◆ TASK ITEM: What you return should be the entries, unchanged, without their pictures.

----

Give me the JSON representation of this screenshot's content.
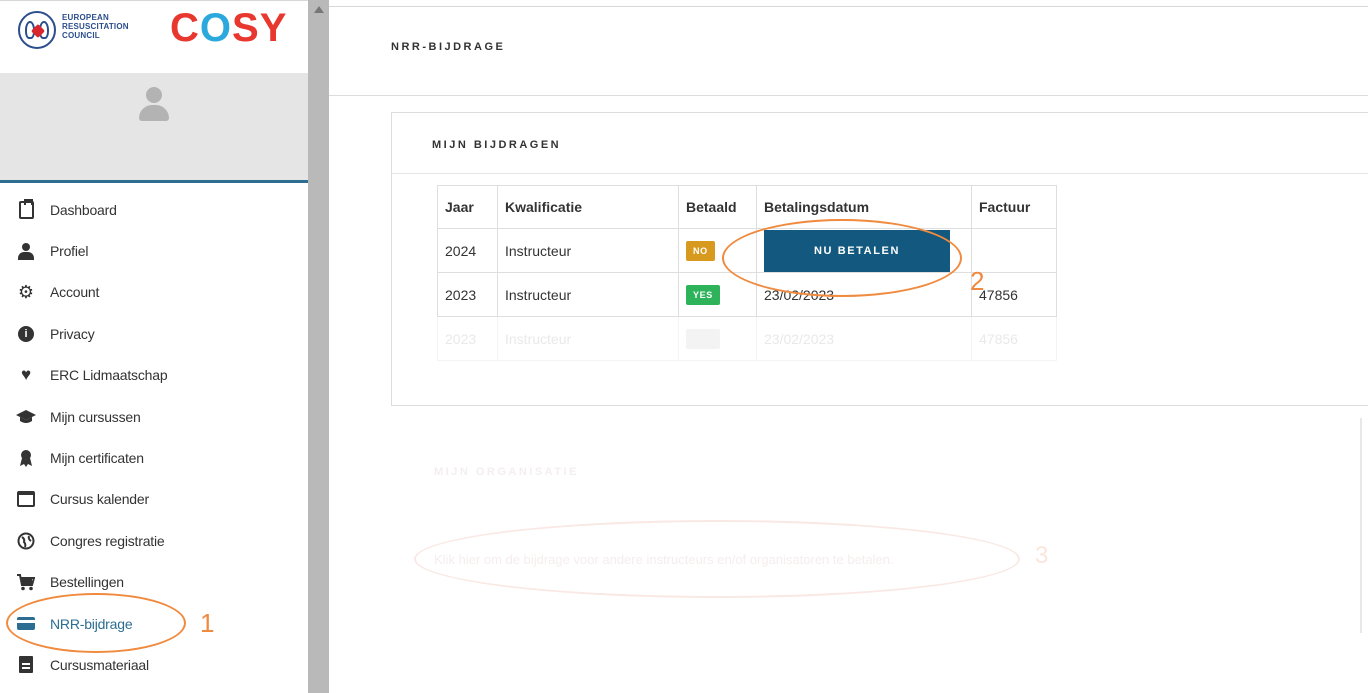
{
  "logo": {
    "org_line1": "EUROPEAN",
    "org_line2": "RESUSCITATION",
    "org_line3": "COUNCIL",
    "app_c": "C",
    "app_o": "O",
    "app_s": "S",
    "app_y": "Y"
  },
  "user": {
    "name": "",
    "role": ""
  },
  "menu": {
    "items": [
      {
        "label": "Dashboard",
        "icon": "clipboard-icon"
      },
      {
        "label": "Profiel",
        "icon": "user-icon"
      },
      {
        "label": "Account",
        "icon": "gear-icon"
      },
      {
        "label": "Privacy",
        "icon": "info-icon"
      },
      {
        "label": "ERC Lidmaatschap",
        "icon": "heart-icon"
      },
      {
        "label": "Mijn cursussen",
        "icon": "graduation-cap-icon"
      },
      {
        "label": "Mijn certificaten",
        "icon": "certificate-icon"
      },
      {
        "label": "Cursus kalender",
        "icon": "calendar-icon"
      },
      {
        "label": "Congres registratie",
        "icon": "globe-icon"
      },
      {
        "label": "Bestellingen",
        "icon": "cart-icon"
      },
      {
        "label": "NRR-bijdrage",
        "icon": "credit-card-icon",
        "active": true
      },
      {
        "label": "Cursusmateriaal",
        "icon": "document-icon"
      }
    ]
  },
  "page": {
    "title": "NRR-BIJDRAGE"
  },
  "contributions": {
    "title": "MIJN BIJDRAGEN",
    "columns": [
      "Jaar",
      "Kwalificatie",
      "Betaald",
      "Betalingsdatum",
      "Factuur"
    ],
    "rows": [
      {
        "year": "2024",
        "qualification": "Instructeur",
        "paid": "NO",
        "action": "NU BETALEN",
        "invoice": ""
      },
      {
        "year": "2023",
        "qualification": "Instructeur",
        "paid": "YES",
        "date": "23/02/2023",
        "invoice": "47856"
      },
      {
        "year": "2023",
        "qualification": "Instructeur",
        "paid": "",
        "date": "23/02/2023",
        "invoice": "47856"
      }
    ]
  },
  "organisation": {
    "title": "MIJN ORGANISATIE",
    "link": "Klik hier om de bijdrage voor andere instructeurs en/of organisatoren te betalen."
  },
  "annotations": [
    "1",
    "2",
    "3"
  ],
  "colors": {
    "accent": "#2d6d91",
    "button": "#13597f",
    "badge_no": "#d89a1e",
    "badge_yes": "#2fb35a",
    "annotation": "#f08a3e"
  }
}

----

◆ SOLUTION FOR THIS TASK:
Give me the JSON representation of this screenshot's content.
{
  "logo": {
    "org_line1": "EUROPEAN",
    "org_line2": "RESUSCITATION",
    "org_line3": "COUNCIL",
    "app_c": "C",
    "app_o": "O",
    "app_s": "S",
    "app_y": "Y"
  },
  "user": {
    "name": "",
    "role": ""
  },
  "menu": {
    "items": [
      {
        "label": "Dashboard",
        "icon": "clipboard-icon"
      },
      {
        "label": "Profiel",
        "icon": "user-icon"
      },
      {
        "label": "Account",
        "icon": "gear-icon"
      },
      {
        "label": "Privacy",
        "icon": "info-icon"
      },
      {
        "label": "ERC Lidmaatschap",
        "icon": "heart-icon"
      },
      {
        "label": "Mijn cursussen",
        "icon": "graduation-cap-icon"
      },
      {
        "label": "Mijn certificaten",
        "icon": "certificate-icon"
      },
      {
        "label": "Cursus kalender",
        "icon": "calendar-icon"
      },
      {
        "label": "Congres registratie",
        "icon": "globe-icon"
      },
      {
        "label": "Bestellingen",
        "icon": "cart-icon"
      },
      {
        "label": "NRR-bijdrage",
        "icon": "credit-card-icon",
        "active": true
      },
      {
        "label": "Cursusmateriaal",
        "icon": "document-icon"
      }
    ]
  },
  "page": {
    "title": "NRR-BIJDRAGE"
  },
  "contributions": {
    "title": "MIJN BIJDRAGEN",
    "columns": [
      "Jaar",
      "Kwalificatie",
      "Betaald",
      "Betalingsdatum",
      "Factuur"
    ],
    "rows": [
      {
        "year": "2024",
        "qualification": "Instructeur",
        "paid": "NO",
        "action": "NU BETALEN",
        "invoice": ""
      },
      {
        "year": "2023",
        "qualification": "Instructeur",
        "paid": "YES",
        "date": "23/02/2023",
        "invoice": "47856"
      },
      {
        "year": "2023",
        "qualification": "Instructeur",
        "paid": "",
        "date": "23/02/2023",
        "invoice": "47856"
      }
    ]
  },
  "organisation": {
    "title": "MIJN ORGANISATIE",
    "link": "Klik hier om de bijdrage voor andere instructeurs en/of organisatoren te betalen."
  },
  "annotations": [
    "1",
    "2",
    "3"
  ],
  "colors": {
    "accent": "#2d6d91",
    "button": "#13597f",
    "badge_no": "#d89a1e",
    "badge_yes": "#2fb35a",
    "annotation": "#f08a3e"
  }
}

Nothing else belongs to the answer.